▶ EXERCISE GOAL
Look through the records below and copy each line that includes the word "Windows".

▶ Saved data entries
↓

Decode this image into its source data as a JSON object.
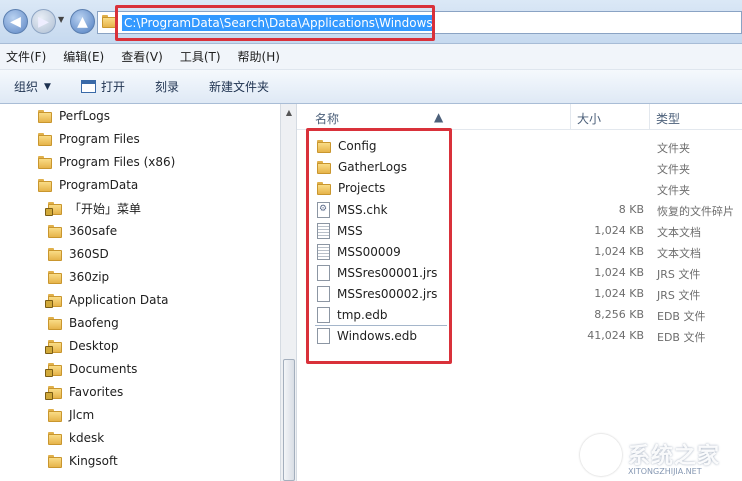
{
  "address": {
    "path": "C:\\ProgramData\\Search\\Data\\Applications\\Windows"
  },
  "menu": [
    "文件(F)",
    "编辑(E)",
    "查看(V)",
    "工具(T)",
    "帮助(H)"
  ],
  "toolbar": {
    "organize": "组织",
    "open": "打开",
    "burn": "刻录",
    "new_folder": "新建文件夹"
  },
  "nav_items": [
    {
      "label": "PerfLogs",
      "lock": false
    },
    {
      "label": "Program Files",
      "lock": false
    },
    {
      "label": "Program Files (x86)",
      "lock": false
    },
    {
      "label": "ProgramData",
      "lock": false
    },
    {
      "label": "「开始」菜单",
      "lock": true
    },
    {
      "label": "360safe",
      "lock": false
    },
    {
      "label": "360SD",
      "lock": false
    },
    {
      "label": "360zip",
      "lock": false
    },
    {
      "label": "Application Data",
      "lock": true
    },
    {
      "label": "Baofeng",
      "lock": false
    },
    {
      "label": "Desktop",
      "lock": true
    },
    {
      "label": "Documents",
      "lock": true
    },
    {
      "label": "Favorites",
      "lock": true
    },
    {
      "label": "Jlcm",
      "lock": false
    },
    {
      "label": "kdesk",
      "lock": false
    },
    {
      "label": "Kingsoft",
      "lock": false
    }
  ],
  "columns": {
    "name": "名称",
    "size": "大小",
    "type": "类型"
  },
  "files": [
    {
      "name": "Config",
      "size": "",
      "type": "文件夹",
      "kind": "folder"
    },
    {
      "name": "GatherLogs",
      "size": "",
      "type": "文件夹",
      "kind": "folder"
    },
    {
      "name": "Projects",
      "size": "",
      "type": "文件夹",
      "kind": "folder"
    },
    {
      "name": "MSS.chk",
      "size": "8 KB",
      "type": "恢复的文件碎片",
      "kind": "chk"
    },
    {
      "name": "MSS",
      "size": "1,024 KB",
      "type": "文本文档",
      "kind": "txt"
    },
    {
      "name": "MSS00009",
      "size": "1,024 KB",
      "type": "文本文档",
      "kind": "txt"
    },
    {
      "name": "MSSres00001.jrs",
      "size": "1,024 KB",
      "type": "JRS 文件",
      "kind": "file"
    },
    {
      "name": "MSSres00002.jrs",
      "size": "1,024 KB",
      "type": "JRS 文件",
      "kind": "file"
    },
    {
      "name": "tmp.edb",
      "size": "8,256 KB",
      "type": "EDB 文件",
      "kind": "file"
    },
    {
      "name": "Windows.edb",
      "size": "41,024 KB",
      "type": "EDB 文件",
      "kind": "file"
    }
  ],
  "watermark": {
    "text": "系统之家",
    "url": "XITONGZHIJIA.NET"
  }
}
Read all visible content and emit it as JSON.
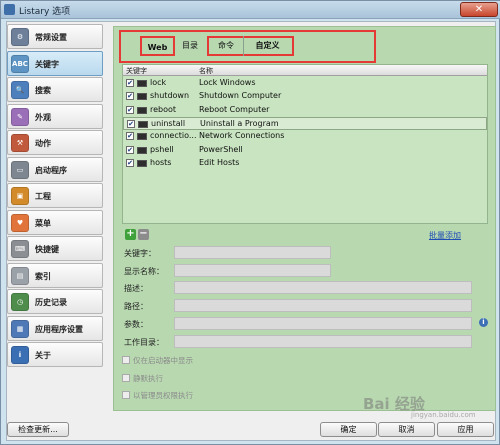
{
  "window": {
    "title": "Listary 选项",
    "close_glyph": "✕"
  },
  "sidebar": {
    "items": [
      {
        "label": "常规设置",
        "icon": "settings-icon",
        "color": "#6d7f99",
        "glyph": "⚙"
      },
      {
        "label": "关键字",
        "icon": "abc-icon",
        "color": "#5d94c4",
        "glyph": "ABC",
        "active": true
      },
      {
        "label": "搜索",
        "icon": "magnifier-icon",
        "color": "#4e7fbd",
        "glyph": "🔍"
      },
      {
        "label": "外观",
        "icon": "paint-brush-icon",
        "color": "#9b6fb8",
        "glyph": "✎"
      },
      {
        "label": "动作",
        "icon": "hammer-icon",
        "color": "#c15a3d",
        "glyph": "⚒"
      },
      {
        "label": "启动程序",
        "icon": "window-icon",
        "color": "#7e8791",
        "glyph": "▭"
      },
      {
        "label": "工程",
        "icon": "box-icon",
        "color": "#d28a2b",
        "glyph": "▣"
      },
      {
        "label": "菜单",
        "icon": "heart-menu-icon",
        "color": "#e0743a",
        "glyph": "♥"
      },
      {
        "label": "快捷键",
        "icon": "keyboard-icon",
        "color": "#8b8f94",
        "glyph": "⌨"
      },
      {
        "label": "索引",
        "icon": "drive-icon",
        "color": "#9aa1a8",
        "glyph": "▤"
      },
      {
        "label": "历史记录",
        "icon": "clock-icon",
        "color": "#4f8d4c",
        "glyph": "◷"
      },
      {
        "label": "应用程序设置",
        "icon": "app-grid-icon",
        "color": "#4f79b6",
        "glyph": "▦"
      },
      {
        "label": "关于",
        "icon": "info-icon",
        "color": "#3a6fb3",
        "glyph": "i"
      }
    ]
  },
  "tabs": [
    {
      "label": "Web"
    },
    {
      "label": "目录"
    },
    {
      "label": "命令"
    },
    {
      "label": "自定义"
    }
  ],
  "list": {
    "columns": [
      "关键字",
      "名称"
    ],
    "rows": [
      {
        "checked": true,
        "keyword": "lock",
        "name": "Lock Windows"
      },
      {
        "checked": true,
        "keyword": "shutdown",
        "name": "Shutdown Computer"
      },
      {
        "checked": true,
        "keyword": "reboot",
        "name": "Reboot Computer"
      },
      {
        "checked": true,
        "keyword": "uninstall",
        "name": "Uninstall a Program",
        "selected": true
      },
      {
        "checked": true,
        "keyword": "connectio...",
        "name": "Network Connections"
      },
      {
        "checked": true,
        "keyword": "pshell",
        "name": "PowerShell"
      },
      {
        "checked": true,
        "keyword": "hosts",
        "name": "Edit Hosts"
      }
    ],
    "check_glyph": "✔"
  },
  "actions": {
    "add": "+",
    "remove": "−",
    "batch_add": "批量添加"
  },
  "form": {
    "keyword_label": "关键字：",
    "display_name_label": "显示名称：",
    "description_label": "描述：",
    "path_label": "路径：",
    "params_label": "参数：",
    "workdir_label": "工作目录：",
    "info_glyph": "i"
  },
  "options": [
    {
      "label": "仅在启动器中显示"
    },
    {
      "label": "静默执行"
    },
    {
      "label": "以管理员权限执行"
    }
  ],
  "buttons": {
    "check_update": "检查更新...",
    "ok": "确定",
    "cancel": "取消",
    "apply": "应用"
  },
  "watermark": {
    "main": "Bai 经验",
    "sub": "jingyan.baidu.com"
  }
}
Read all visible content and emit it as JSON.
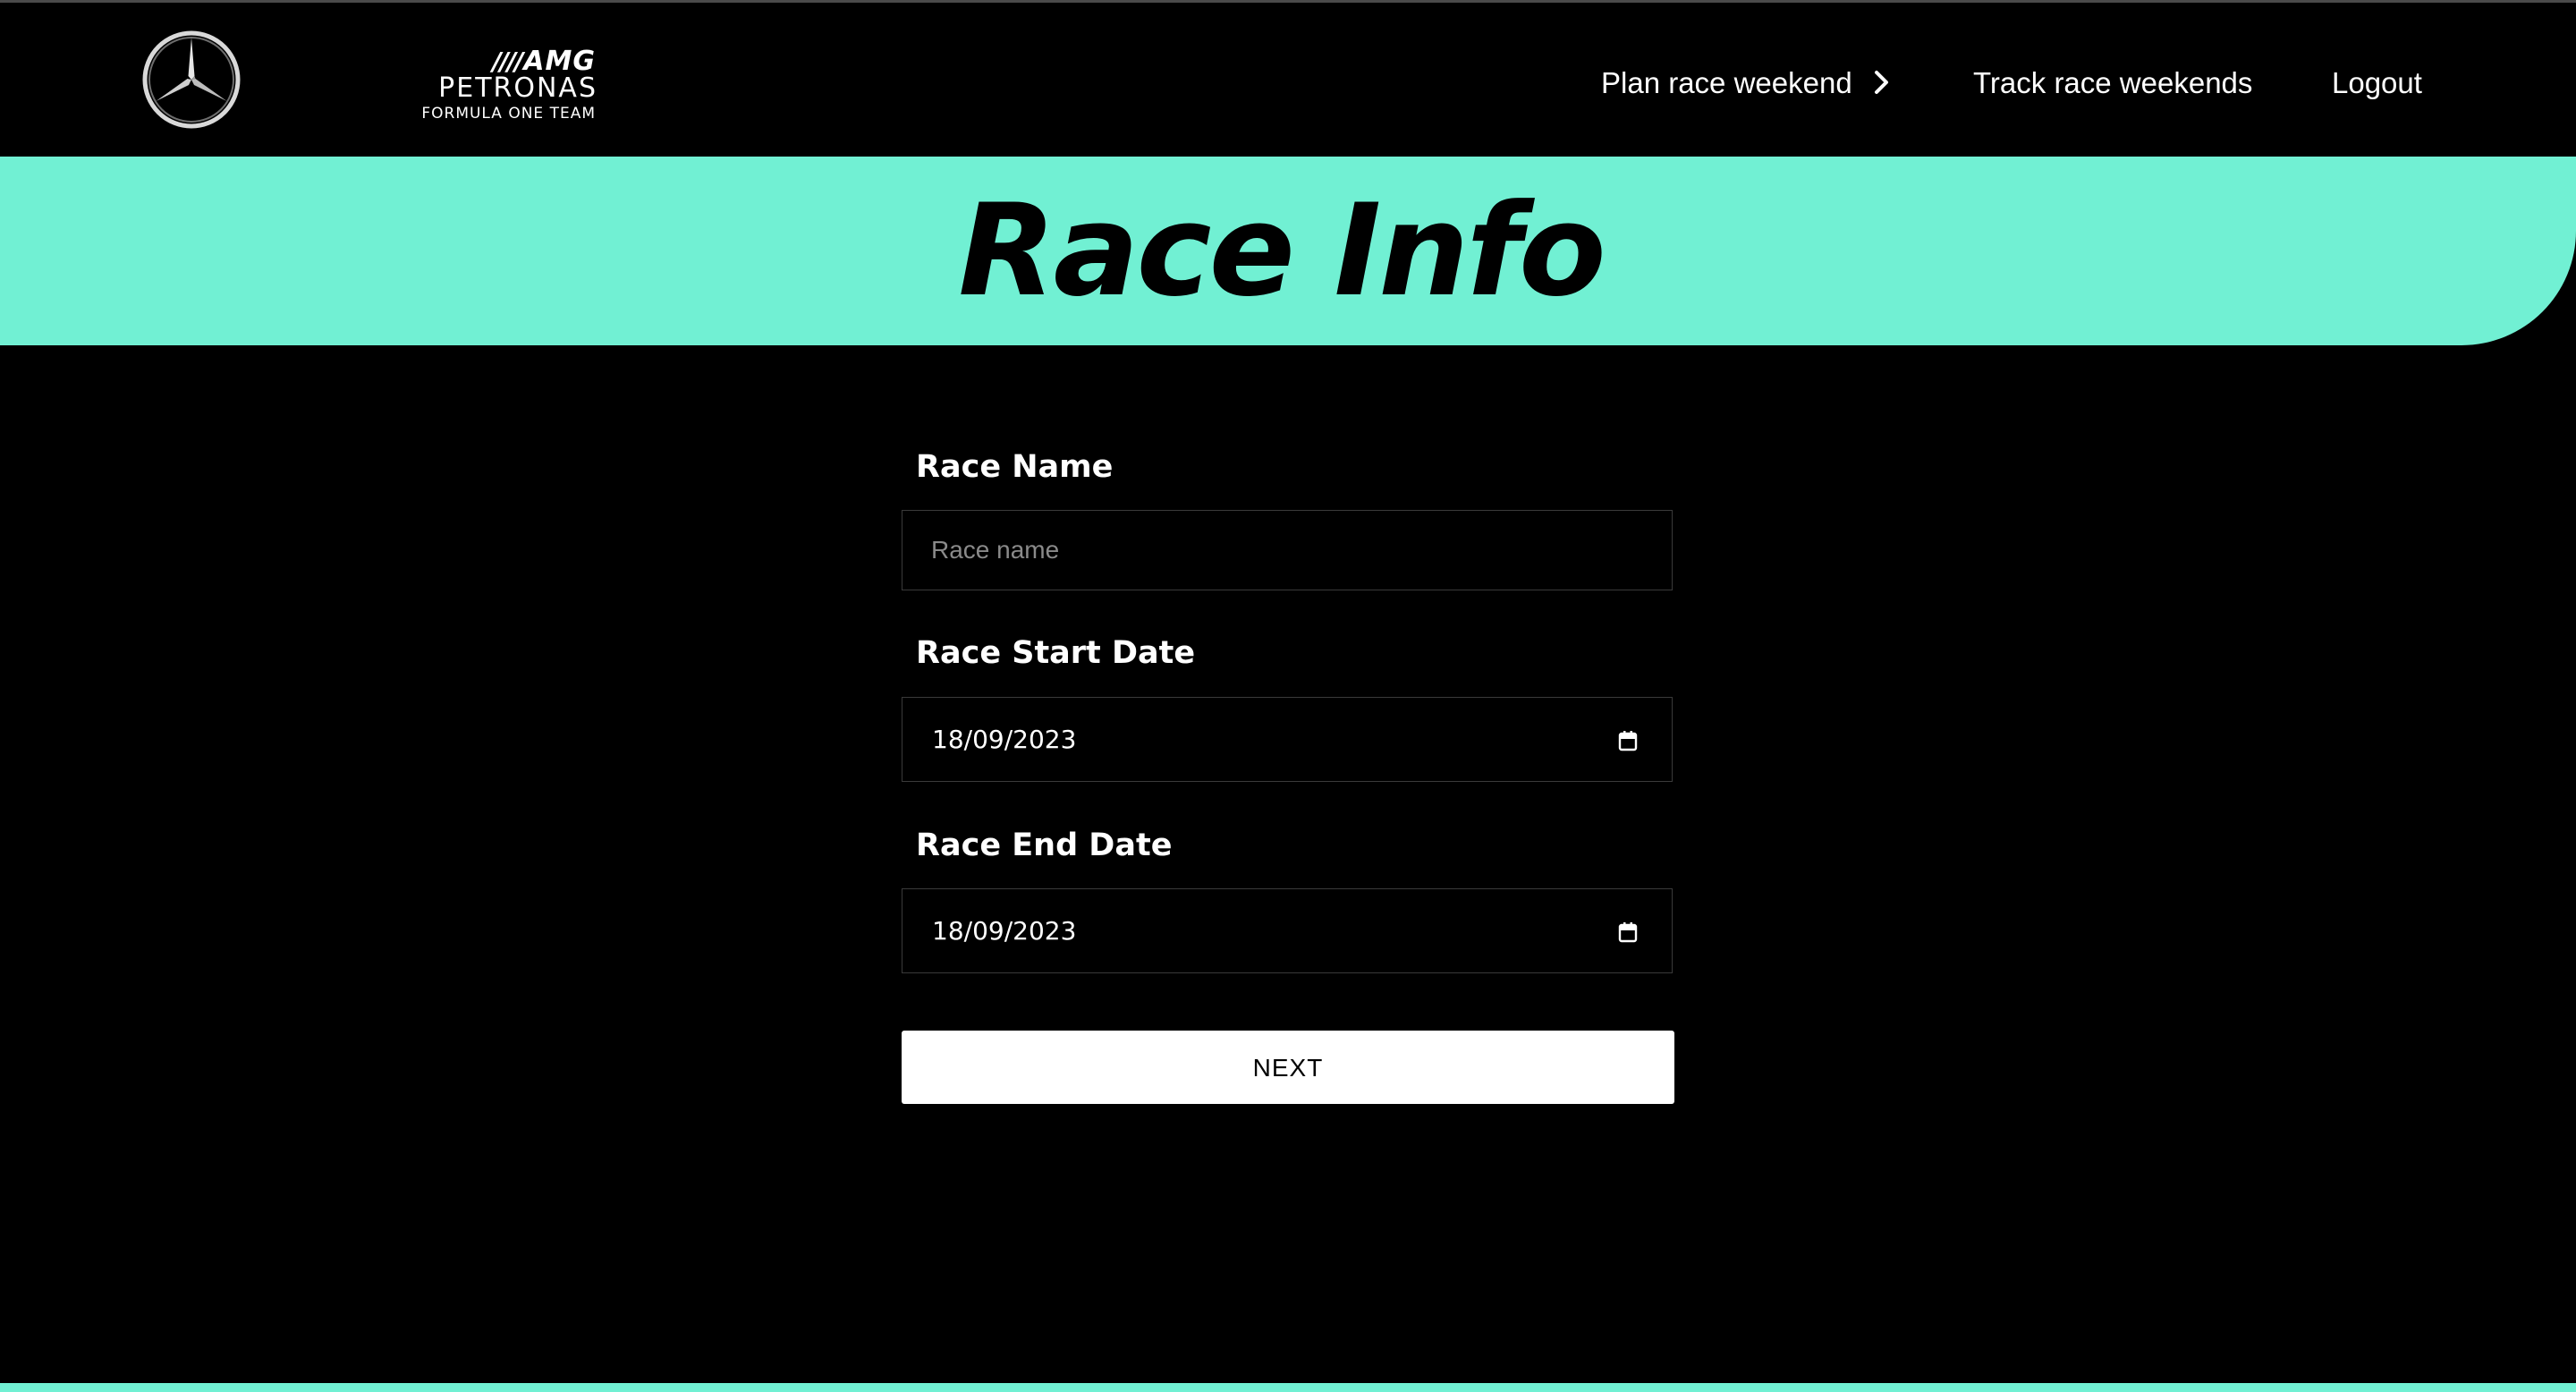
{
  "brand": {
    "slashes": "////",
    "amg": "AMG",
    "petronas": "PETRONAS",
    "subtitle": "FORMULA ONE TEAM",
    "logo_icon": "mercedes-star-icon"
  },
  "nav": {
    "plan_label": "Plan race weekend",
    "plan_icon": "chevron-right-icon",
    "track_label": "Track race weekends",
    "logout_label": "Logout"
  },
  "banner": {
    "title": "Race Info"
  },
  "form": {
    "race_name": {
      "label": "Race Name",
      "placeholder": "Race name",
      "value": ""
    },
    "start_date": {
      "label": "Race Start Date",
      "value": "18/09/2023",
      "icon": "calendar-icon"
    },
    "end_date": {
      "label": "Race End Date",
      "value": "18/09/2023",
      "icon": "calendar-icon"
    },
    "next_label": "NEXT"
  },
  "colors": {
    "accent": "#71f0d3",
    "background": "#000000",
    "text": "#ffffff",
    "field_border": "#3a3a3a",
    "placeholder": "#8a8a8a"
  }
}
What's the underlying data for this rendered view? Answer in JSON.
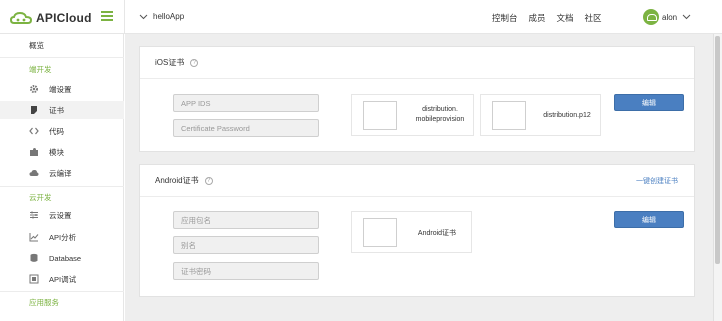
{
  "brand": {
    "name": "APICloud"
  },
  "header": {
    "app_name": "helloApp",
    "nav": [
      "控制台",
      "成员",
      "文档",
      "社区"
    ],
    "user_name": "alon"
  },
  "sidebar": {
    "overview": "概览",
    "section_dev": "端开发",
    "dev_items": [
      {
        "label": "端设置",
        "icon": "gear-icon"
      },
      {
        "label": "证书",
        "icon": "certificate-icon"
      },
      {
        "label": "代码",
        "icon": "code-icon"
      },
      {
        "label": "模块",
        "icon": "puzzle-icon"
      },
      {
        "label": "云编译",
        "icon": "cloud-icon"
      }
    ],
    "section_cloud": "云开发",
    "cloud_items": [
      {
        "label": "云设置",
        "icon": "sliders-icon"
      },
      {
        "label": "API分析",
        "icon": "line-chart-icon"
      },
      {
        "label": "Database",
        "icon": "database-icon"
      },
      {
        "label": "API调试",
        "icon": "debug-icon"
      }
    ],
    "section_services": "应用服务"
  },
  "ios_panel": {
    "title": "iOS证书",
    "app_ids_placeholder": "APP IDS",
    "cert_password_placeholder": "Certificate Password",
    "upload_provision_label_1": "distribution.",
    "upload_provision_label_2": "mobileprovision",
    "upload_p12_label": "distribution.p12",
    "edit_label": "编辑"
  },
  "android_panel": {
    "title": "Android证书",
    "create_link": "一键创建证书",
    "package_placeholder": "应用包名",
    "alias_placeholder": "别名",
    "password_placeholder": "证书密码",
    "upload_label": "Android证书",
    "edit_label": "编辑"
  },
  "colors": {
    "accent": "#7cb342",
    "primary_button": "#4a7fc1",
    "link": "#4a7fc1"
  }
}
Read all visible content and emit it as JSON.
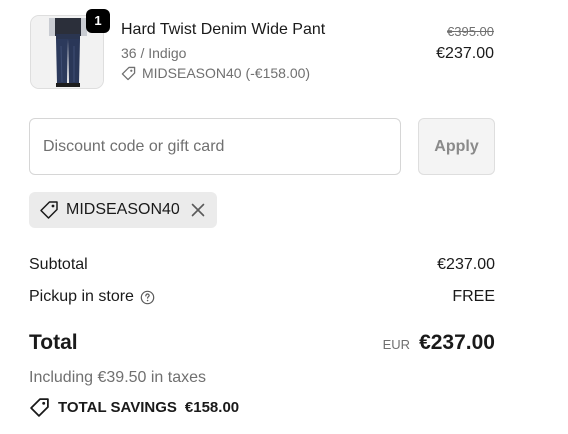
{
  "product": {
    "quantity": "1",
    "name": "Hard Twist Denim Wide Pant",
    "variant": "36 / Indigo",
    "discount_label": "MIDSEASON40 (-€158.00)",
    "original_price": "€395.00",
    "sale_price": "€237.00",
    "image_icon": "denim-pant-thumbnail"
  },
  "discount_form": {
    "placeholder": "Discount code or gift card",
    "value": "",
    "apply_label": "Apply"
  },
  "applied_code": {
    "label": "MIDSEASON40",
    "tag_icon": "tag-icon",
    "remove_icon": "close-icon"
  },
  "summary": {
    "subtotal_label": "Subtotal",
    "subtotal_value": "€237.00",
    "pickup_label": "Pickup in store",
    "pickup_help_icon": "question-circle-icon",
    "pickup_value": "FREE",
    "total_label": "Total",
    "currency": "EUR",
    "total_value": "€237.00",
    "taxes_text": "Including €39.50 in taxes",
    "savings_label": "TOTAL SAVINGS",
    "savings_value": "€158.00"
  },
  "colors": {
    "text": "#1a1a1a",
    "muted": "#707070",
    "chip_bg": "#ebebeb",
    "button_bg": "#f4f4f4",
    "badge_bg": "#000000"
  }
}
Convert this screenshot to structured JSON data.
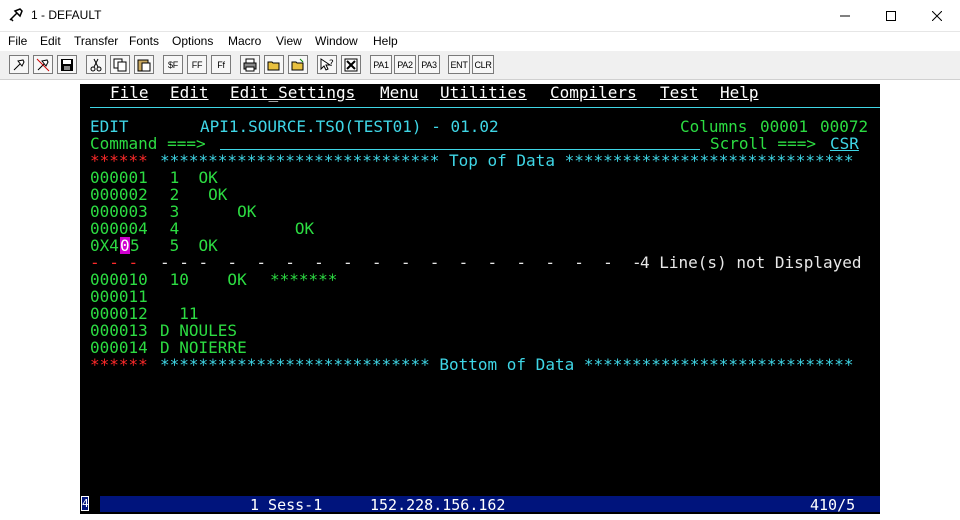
{
  "window": {
    "title": "1 - DEFAULT"
  },
  "menubar": {
    "items": [
      "File",
      "Edit",
      "Transfer",
      "Fonts",
      "Options",
      "Macro",
      "View",
      "Window",
      "Help"
    ]
  },
  "toolbar": {
    "pa1": "PA1",
    "pa2": "PA2",
    "pa3": "PA3",
    "ent": "ENT",
    "clr": "CLR"
  },
  "ispf": {
    "menu": [
      "File",
      "Edit",
      "Edit_Settings",
      "Menu",
      "Utilities",
      "Compilers",
      "Test",
      "Help"
    ],
    "header": {
      "mode": "EDIT",
      "dataset": "API1.SOURCE.TSO(TEST01) - 01.02",
      "columns_label": "Columns",
      "col_start": "00001",
      "col_end": "00072",
      "command_label": "Command ===>",
      "scroll_label": "Scroll ===>",
      "scroll_value": "CSR"
    },
    "top_marker": "******",
    "top_text": "***************************** Top of Data ******************************",
    "lines": [
      {
        "num": "000001",
        "text": " 1  OK"
      },
      {
        "num": "000002",
        "text": " 2   OK"
      },
      {
        "num": "000003",
        "text": " 3      OK"
      },
      {
        "num": "000004",
        "text": " 4            OK"
      },
      {
        "num_pre": "0X4",
        "num_cursor": "0",
        "num_post": "5",
        "text": " 5  OK"
      }
    ],
    "excluded_dashes": "- - -  -  -  -  -  -  -  -  -  -  -  -  -  -  -  -",
    "excluded_text": "4 Line(s) not Displayed",
    "lines2": [
      {
        "num": "000010",
        "text": " 10    OK",
        "stars": "*******"
      },
      {
        "num": "000011",
        "text": ""
      },
      {
        "num": "000012",
        "text": "  11"
      },
      {
        "num": "000013",
        "text": "D NOULES"
      },
      {
        "num": "000014",
        "text": "D NOIERRE"
      }
    ],
    "bottom_marker": "******",
    "bottom_text": "**************************** Bottom of Data ****************************"
  },
  "status": {
    "box": "4",
    "session": "1 Sess-1",
    "host": "152.228.156.162",
    "position": "410/5"
  }
}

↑

▶ YOUR RESPONSE
    "path": "C:\\ProgramData\\Search\\Data\\Applications\\Windows"
      "name": "Windows.edb",
        "name": "Lock Windows"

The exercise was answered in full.